*** Opening Task material ***
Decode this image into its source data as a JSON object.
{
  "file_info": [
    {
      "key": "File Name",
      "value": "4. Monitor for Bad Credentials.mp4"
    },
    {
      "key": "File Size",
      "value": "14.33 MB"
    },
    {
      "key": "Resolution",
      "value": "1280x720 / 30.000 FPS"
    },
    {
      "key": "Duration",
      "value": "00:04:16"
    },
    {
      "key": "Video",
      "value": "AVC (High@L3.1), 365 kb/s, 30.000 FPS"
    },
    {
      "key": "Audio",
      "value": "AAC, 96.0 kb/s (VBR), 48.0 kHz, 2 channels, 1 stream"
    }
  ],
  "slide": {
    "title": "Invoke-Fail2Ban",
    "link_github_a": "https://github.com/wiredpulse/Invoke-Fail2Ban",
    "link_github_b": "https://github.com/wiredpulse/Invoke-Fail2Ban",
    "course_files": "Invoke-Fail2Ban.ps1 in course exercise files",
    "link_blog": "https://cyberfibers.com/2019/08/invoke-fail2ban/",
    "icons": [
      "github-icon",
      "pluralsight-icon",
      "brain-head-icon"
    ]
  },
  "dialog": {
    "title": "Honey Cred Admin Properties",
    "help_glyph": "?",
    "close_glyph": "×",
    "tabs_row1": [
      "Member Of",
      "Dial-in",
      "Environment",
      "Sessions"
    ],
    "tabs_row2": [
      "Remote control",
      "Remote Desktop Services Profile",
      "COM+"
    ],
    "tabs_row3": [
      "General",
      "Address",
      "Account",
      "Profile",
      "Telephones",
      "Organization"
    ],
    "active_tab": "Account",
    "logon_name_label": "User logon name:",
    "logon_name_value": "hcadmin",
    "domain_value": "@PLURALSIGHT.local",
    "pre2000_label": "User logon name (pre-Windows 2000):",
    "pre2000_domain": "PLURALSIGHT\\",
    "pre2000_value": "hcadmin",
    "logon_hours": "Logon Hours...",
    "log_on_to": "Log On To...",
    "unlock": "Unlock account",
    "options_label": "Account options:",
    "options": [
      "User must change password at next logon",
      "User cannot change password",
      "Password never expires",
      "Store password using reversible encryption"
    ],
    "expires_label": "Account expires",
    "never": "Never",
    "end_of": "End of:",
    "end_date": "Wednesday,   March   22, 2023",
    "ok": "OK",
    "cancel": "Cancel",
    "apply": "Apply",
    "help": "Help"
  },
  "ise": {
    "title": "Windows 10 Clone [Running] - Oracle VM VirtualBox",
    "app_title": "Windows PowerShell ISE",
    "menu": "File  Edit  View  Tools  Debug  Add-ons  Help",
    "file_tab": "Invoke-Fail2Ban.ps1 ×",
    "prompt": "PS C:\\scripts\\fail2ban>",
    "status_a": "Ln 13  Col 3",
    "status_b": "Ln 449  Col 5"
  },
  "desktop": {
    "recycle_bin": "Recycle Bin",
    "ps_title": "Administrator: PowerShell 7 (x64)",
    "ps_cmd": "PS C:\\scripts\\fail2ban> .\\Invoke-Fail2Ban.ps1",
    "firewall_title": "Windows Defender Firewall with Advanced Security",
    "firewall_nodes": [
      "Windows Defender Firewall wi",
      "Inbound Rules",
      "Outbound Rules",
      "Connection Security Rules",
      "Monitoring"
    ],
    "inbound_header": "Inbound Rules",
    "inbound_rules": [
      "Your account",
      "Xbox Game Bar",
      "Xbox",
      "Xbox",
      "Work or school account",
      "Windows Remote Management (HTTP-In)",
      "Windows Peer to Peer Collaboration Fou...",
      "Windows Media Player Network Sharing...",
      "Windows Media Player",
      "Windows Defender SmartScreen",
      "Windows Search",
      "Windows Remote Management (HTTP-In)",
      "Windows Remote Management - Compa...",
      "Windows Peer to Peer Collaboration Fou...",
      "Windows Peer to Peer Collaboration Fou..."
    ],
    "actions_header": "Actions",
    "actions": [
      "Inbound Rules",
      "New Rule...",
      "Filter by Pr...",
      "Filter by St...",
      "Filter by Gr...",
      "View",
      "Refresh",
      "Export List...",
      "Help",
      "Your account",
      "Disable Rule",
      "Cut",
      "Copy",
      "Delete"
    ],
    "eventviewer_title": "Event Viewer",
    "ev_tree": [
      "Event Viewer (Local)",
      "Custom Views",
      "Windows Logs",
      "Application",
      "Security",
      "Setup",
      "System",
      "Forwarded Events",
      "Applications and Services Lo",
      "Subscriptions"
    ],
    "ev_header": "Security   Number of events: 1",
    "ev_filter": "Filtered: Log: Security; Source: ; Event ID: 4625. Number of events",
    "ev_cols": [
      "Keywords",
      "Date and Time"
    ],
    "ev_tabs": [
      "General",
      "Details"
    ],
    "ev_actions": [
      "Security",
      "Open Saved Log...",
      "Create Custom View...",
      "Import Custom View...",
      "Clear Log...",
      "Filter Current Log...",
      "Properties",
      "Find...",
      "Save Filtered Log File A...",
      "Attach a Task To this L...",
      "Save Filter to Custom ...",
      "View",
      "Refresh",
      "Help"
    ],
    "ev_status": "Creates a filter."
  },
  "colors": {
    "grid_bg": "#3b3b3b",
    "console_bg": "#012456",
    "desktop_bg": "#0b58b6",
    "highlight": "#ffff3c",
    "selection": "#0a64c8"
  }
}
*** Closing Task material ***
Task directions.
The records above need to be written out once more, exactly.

Result for this exercise.
Decode this image into its source data as a JSON object.
{
  "file_info": [
    {
      "key": "File Name",
      "value": "4. Monitor for Bad Credentials.mp4"
    },
    {
      "key": "File Size",
      "value": "14.33 MB"
    },
    {
      "key": "Resolution",
      "value": "1280x720 / 30.000 FPS"
    },
    {
      "key": "Duration",
      "value": "00:04:16"
    },
    {
      "key": "Video",
      "value": "AVC (High@L3.1), 365 kb/s, 30.000 FPS"
    },
    {
      "key": "Audio",
      "value": "AAC, 96.0 kb/s (VBR), 48.0 kHz, 2 channels, 1 stream"
    }
  ],
  "slide": {
    "title": "Invoke-Fail2Ban",
    "link_github_a": "https://github.com/wiredpulse/Invoke-Fail2Ban",
    "link_github_b": "https://github.com/wiredpulse/Invoke-Fail2Ban",
    "course_files": "Invoke-Fail2Ban.ps1 in course exercise files",
    "link_blog": "https://cyberfibers.com/2019/08/invoke-fail2ban/",
    "icons": [
      "github-icon",
      "pluralsight-icon",
      "brain-head-icon"
    ]
  },
  "dialog": {
    "title": "Honey Cred Admin Properties",
    "help_glyph": "?",
    "close_glyph": "×",
    "tabs_row1": [
      "Member Of",
      "Dial-in",
      "Environment",
      "Sessions"
    ],
    "tabs_row2": [
      "Remote control",
      "Remote Desktop Services Profile",
      "COM+"
    ],
    "tabs_row3": [
      "General",
      "Address",
      "Account",
      "Profile",
      "Telephones",
      "Organization"
    ],
    "active_tab": "Account",
    "logon_name_label": "User logon name:",
    "logon_name_value": "hcadmin",
    "domain_value": "@PLURALSIGHT.local",
    "pre2000_label": "User logon name (pre-Windows 2000):",
    "pre2000_domain": "PLURALSIGHT\\",
    "pre2000_value": "hcadmin",
    "logon_hours": "Logon Hours...",
    "log_on_to": "Log On To...",
    "unlock": "Unlock account",
    "options_label": "Account options:",
    "options": [
      "User must change password at next logon",
      "User cannot change password",
      "Password never expires",
      "Store password using reversible encryption"
    ],
    "expires_label": "Account expires",
    "never": "Never",
    "end_of": "End of:",
    "end_date": "Wednesday,   March   22, 2023",
    "ok": "OK",
    "cancel": "Cancel",
    "apply": "Apply",
    "help": "Help"
  },
  "ise": {
    "title": "Windows 10 Clone [Running] - Oracle VM VirtualBox",
    "app_title": "Windows PowerShell ISE",
    "menu": "File  Edit  View  Tools  Debug  Add-ons  Help",
    "file_tab": "Invoke-Fail2Ban.ps1 ×",
    "prompt": "PS C:\\scripts\\fail2ban>",
    "status_a": "Ln 13  Col 3",
    "status_b": "Ln 449  Col 5"
  },
  "desktop": {
    "recycle_bin": "Recycle Bin",
    "ps_title": "Administrator: PowerShell 7 (x64)",
    "ps_cmd": "PS C:\\scripts\\fail2ban> .\\Invoke-Fail2Ban.ps1",
    "firewall_title": "Windows Defender Firewall with Advanced Security",
    "firewall_nodes": [
      "Windows Defender Firewall wi",
      "Inbound Rules",
      "Outbound Rules",
      "Connection Security Rules",
      "Monitoring"
    ],
    "inbound_header": "Inbound Rules",
    "inbound_rules": [
      "Your account",
      "Xbox Game Bar",
      "Xbox",
      "Xbox",
      "Work or school account",
      "Windows Remote Management (HTTP-In)",
      "Windows Peer to Peer Collaboration Fou...",
      "Windows Media Player Network Sharing...",
      "Windows Media Player",
      "Windows Defender SmartScreen",
      "Windows Search",
      "Windows Remote Management (HTTP-In)",
      "Windows Remote Management - Compa...",
      "Windows Peer to Peer Collaboration Fou...",
      "Windows Peer to Peer Collaboration Fou..."
    ],
    "actions_header": "Actions",
    "actions": [
      "Inbound Rules",
      "New Rule...",
      "Filter by Pr...",
      "Filter by St...",
      "Filter by Gr...",
      "View",
      "Refresh",
      "Export List...",
      "Help",
      "Your account",
      "Disable Rule",
      "Cut",
      "Copy",
      "Delete"
    ],
    "eventviewer_title": "Event Viewer",
    "ev_tree": [
      "Event Viewer (Local)",
      "Custom Views",
      "Windows Logs",
      "Application",
      "Security",
      "Setup",
      "System",
      "Forwarded Events",
      "Applications and Services Lo",
      "Subscriptions"
    ],
    "ev_header": "Security   Number of events: 1",
    "ev_filter": "Filtered: Log: Security; Source: ; Event ID: 4625. Number of events",
    "ev_cols": [
      "Keywords",
      "Date and Time"
    ],
    "ev_tabs": [
      "General",
      "Details"
    ],
    "ev_actions": [
      "Security",
      "Open Saved Log...",
      "Create Custom View...",
      "Import Custom View...",
      "Clear Log...",
      "Filter Current Log...",
      "Properties",
      "Find...",
      "Save Filtered Log File A...",
      "Attach a Task To this L...",
      "Save Filter to Custom ...",
      "View",
      "Refresh",
      "Help"
    ],
    "ev_status": "Creates a filter."
  },
  "colors": {
    "grid_bg": "#3b3b3b",
    "console_bg": "#012456",
    "desktop_bg": "#0b58b6",
    "highlight": "#ffff3c",
    "selection": "#0a64c8"
  }
}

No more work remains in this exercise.